Walk down any main street in Tokyo and it is pretty obvious that the Japanese love modern buildings, glass, steel, concrete, seemingly impossible curtain walls with an aesthetic that is pleasing to the eye.
Our first stop was the Iidabashi station commercial buildings by Nikken Sekkei, which was undergoing final fit and finish. A journey to the top of the skyscraper gave amazing views over the incredibly dense city of 13.23 million people, seemingly stretching to infinity. The BIM manager from construction firm Maeda gave us a brief overview of the company’s ongoing drive to migrate to an end-to-end BIM process.
Next up was the Jimbocho Theater, another Nikken Sekkei design, which looked like something out of a Manga cartoon.
Oak Omotesando, is an Obayashi and Tange Associates refurbishment and retrofit retail project. It was completed in ArchiCAD and stands next to the equally stunning reinforced concrete and steel framed TOD’s glass and concrete building by Toyo Ito & Associates. Tod’s is wrapped in a skin of criss-crossed concrete braces and glass that mimics the trees lining the street in Tokyo’s Aoyama district.
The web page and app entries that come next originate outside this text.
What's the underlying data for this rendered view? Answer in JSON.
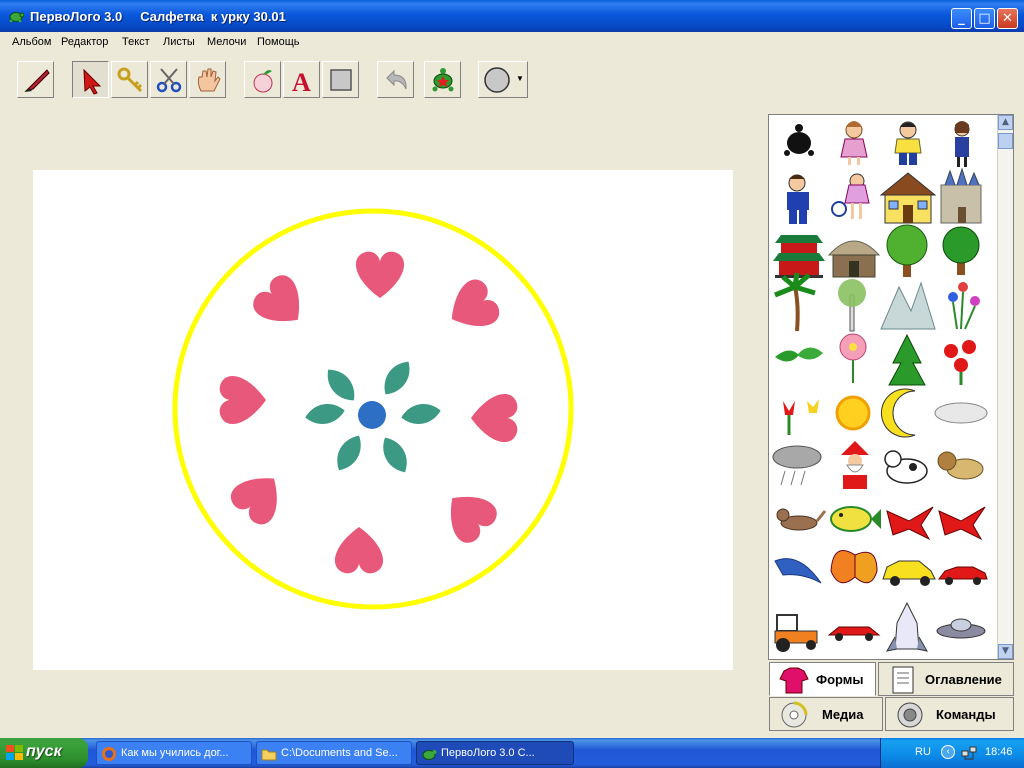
{
  "window": {
    "title": "ПервоЛого 3.0     Салфетка  к урку 30.01",
    "icon": "turtle-icon"
  },
  "menu": [
    "Альбом",
    "Редактор",
    "Текст",
    "Листы",
    "Мелочи",
    "Помощь"
  ],
  "toolbar": {
    "tools": [
      "brush-tool-icon",
      "arrow-select-icon",
      "key-tool-icon",
      "scissors-icon",
      "hand-icon",
      "apple-icon",
      "text-a-icon",
      "rectangle-icon",
      "undo-arrow-icon",
      "turtle-new-icon",
      "circle-shape-picker-icon"
    ]
  },
  "canvas": {
    "ring_color": "#ffff00",
    "heart_color": "#e8587a",
    "leaf_color": "#3c9a84",
    "center_dot_color": "#2e6fc6"
  },
  "shapes_panel": {
    "items": [
      "turtle-icon",
      "girl-icon",
      "boy-icon",
      "schoolgirl-icon",
      "schoolboy-icon",
      "tennis-girl-icon",
      "house-icon",
      "castle-icon",
      "pagoda-icon",
      "hut-icon",
      "tree-icon",
      "tree-icon",
      "palm-tree-icon",
      "birch-tree-icon",
      "mountains-icon",
      "flowers-icon",
      "leaves-icon",
      "pink-flower-icon",
      "fir-tree-icon",
      "red-flowers-icon",
      "tulip-icon",
      "sun-icon",
      "moon-icon",
      "cloud-icon",
      "rain-cloud-icon",
      "santa-icon",
      "dog-icon",
      "lion-icon",
      "cat-icon",
      "fish-icon",
      "red-bird-icon",
      "red-bird-icon",
      "dolphin-icon",
      "butterfly-icon",
      "yellow-car-icon",
      "red-car-icon",
      "tractor-icon",
      "red-sports-car-icon",
      "space-shuttle-icon",
      "ufo-icon"
    ]
  },
  "tabs": {
    "forms": "Формы",
    "contents": "Оглавление",
    "media": "Медиа",
    "commands": "Команды"
  },
  "taskbar": {
    "start_label": "пуск",
    "tasks": [
      {
        "label": "Как мы учились дог...",
        "icon": "firefox-icon"
      },
      {
        "label": "C:\\Documents and Se...",
        "icon": "folder-icon"
      },
      {
        "label": "ПервоЛого 3.0     С...",
        "icon": "turtle-icon"
      }
    ],
    "language": "RU",
    "clock": "18:46"
  }
}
Prada’s Herzog & de Meuron store has to be seen to be believed, looking more like latticed jewelry than a building. The six-storey, five-sided, building has signature diamond-shaped glass panes, which vary between flat, concave and convex ‘bubbles’, which result in smooth curves throughout its interior.
Businesses in Japan clearly have an appetite for experimentation and modern design. It is no wonder that the benefits of using BIM modelling and analysis is seen as such a priority to all its major AEC firms.